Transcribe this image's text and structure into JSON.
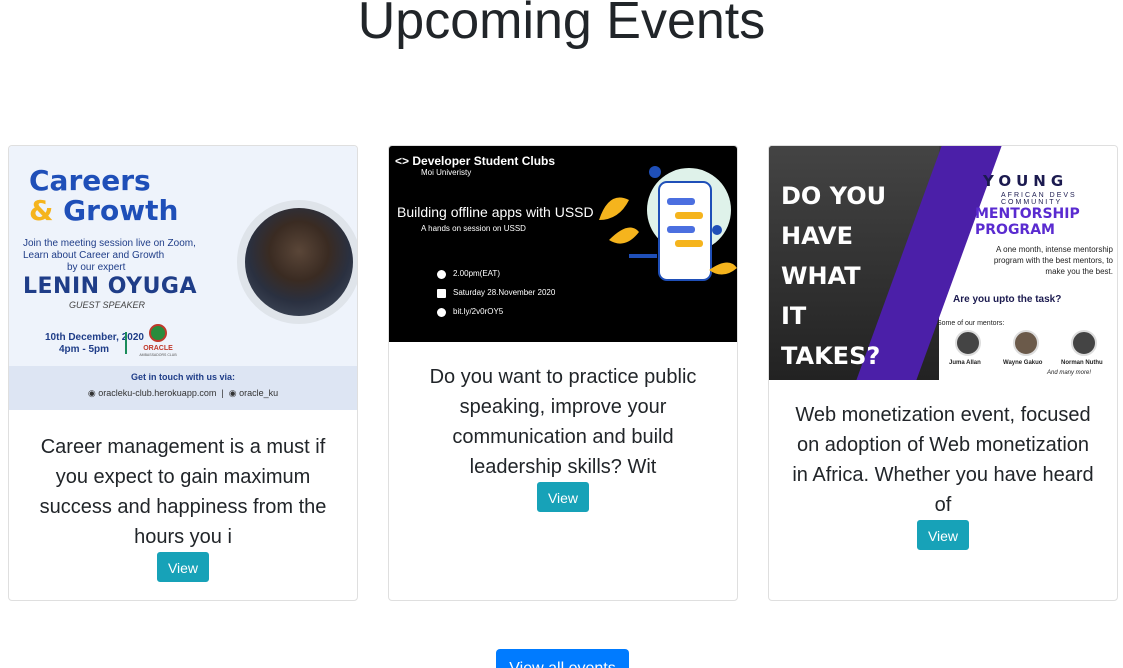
{
  "page": {
    "heading": "Upcoming Events",
    "view_all_label": "View all events"
  },
  "colors": {
    "view_button": "#17a2b8",
    "view_all_button": "#007bff"
  },
  "events": [
    {
      "description": "Career management is a must if you expect to gain maximum success and happiness from the hours you i",
      "button_label": "View",
      "poster": {
        "title_line1": "Careers",
        "title_amp": "&",
        "title_line2": "Growth",
        "sub1": "Join the meeting session live on Zoom,",
        "sub2": "Learn about Career and Growth",
        "sub3": "by our expert",
        "speaker": "LENIN OYUGA",
        "role": "GUEST SPEAKER",
        "date": "10th December, 2020",
        "time": "4pm - 5pm",
        "club": "ORACLE",
        "club_sub": "AMBASSADORS CLUB",
        "contact_heading": "Get in touch with us via:",
        "contact_site": "oracleku-club.herokuapp.com",
        "contact_handle": "oracle_ku"
      }
    },
    {
      "description": "Do you want to practice public speaking, improve your communication and build leadership skills? Wit",
      "button_label": "View",
      "poster": {
        "logo": "<> Developer Student Clubs",
        "university": "Moi Univeristy",
        "title": "Building offline apps with USSD",
        "subtitle": "A hands on session on USSD",
        "time": "2.00pm(EAT)",
        "date": "Saturday 28.November 2020",
        "link": "bit.ly/2v0rOY5"
      }
    },
    {
      "description": "Web monetization event, focused on adoption of Web monetization in Africa. Whether you have heard of",
      "button_label": "View",
      "poster": {
        "headline": [
          "DO YOU",
          "HAVE",
          "WHAT",
          "IT",
          "TAKES?"
        ],
        "org_line1": "YOUNG",
        "org_line2": "AFRICAN DEVS COMMUNITY",
        "program": "MENTORSHIP PROGRAM",
        "description": "A one month, intense mentorship program with the best mentors, to make you the best.",
        "question": "Are you upto the task?",
        "mentors_heading": "Some of our mentors:",
        "mentors": [
          "Juma Allan",
          "Wayne Gakuo",
          "Norman Nuthu"
        ],
        "more": "And many more!"
      }
    }
  ]
}
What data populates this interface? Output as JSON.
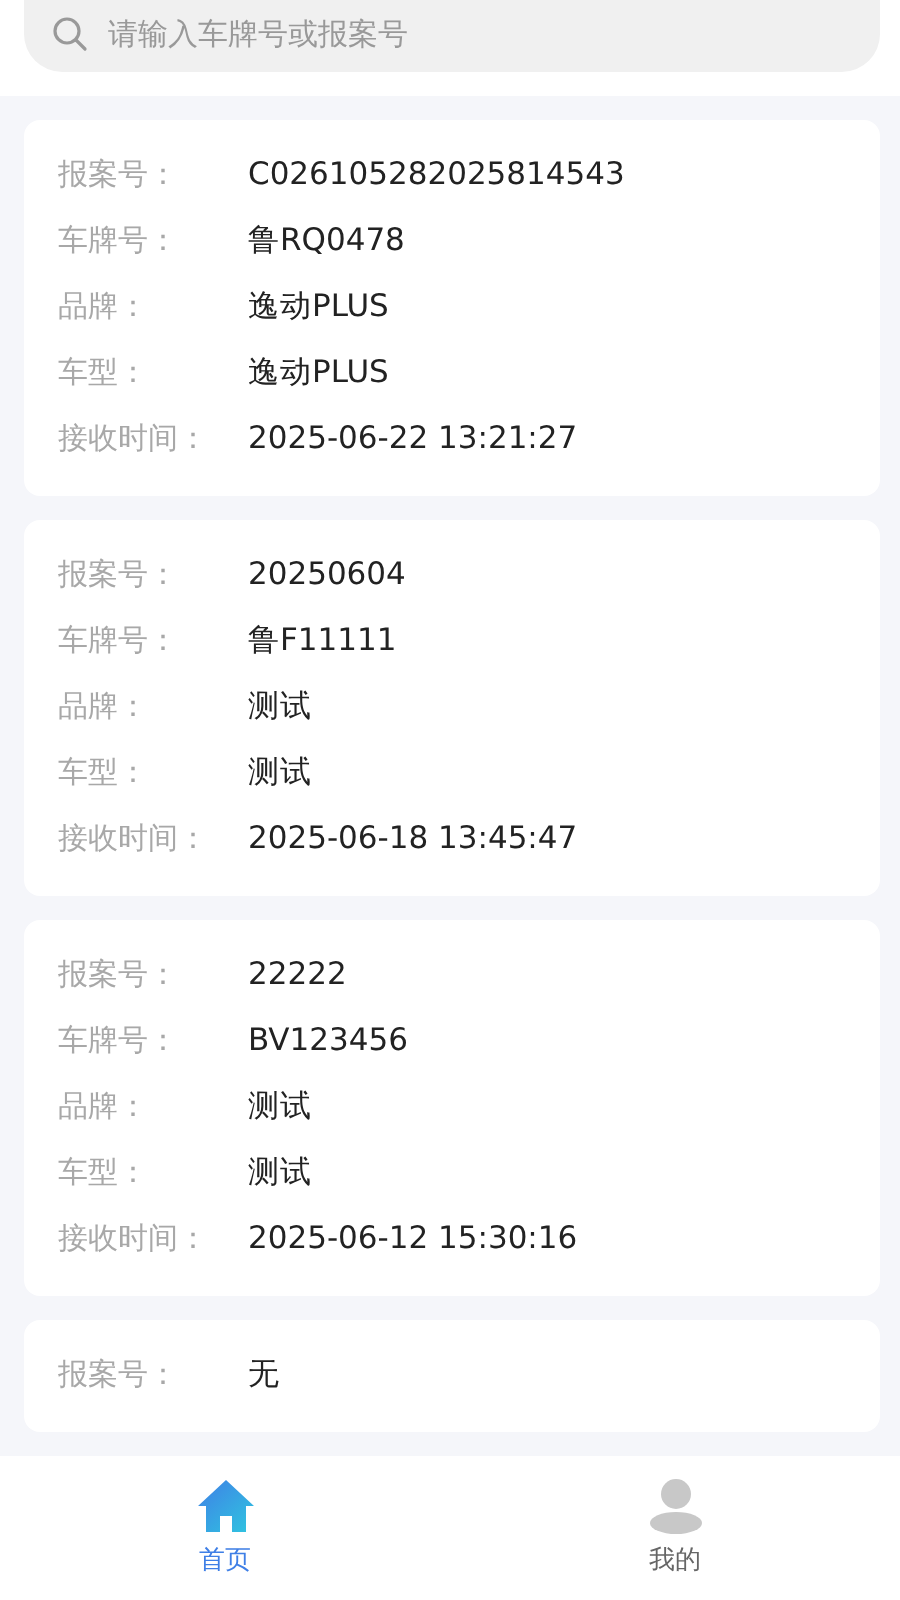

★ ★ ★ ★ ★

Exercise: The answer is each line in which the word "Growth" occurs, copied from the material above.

Answer to this problem:
        "title_line2": "Growth",
        "sub2": "Learn about Career and Growth",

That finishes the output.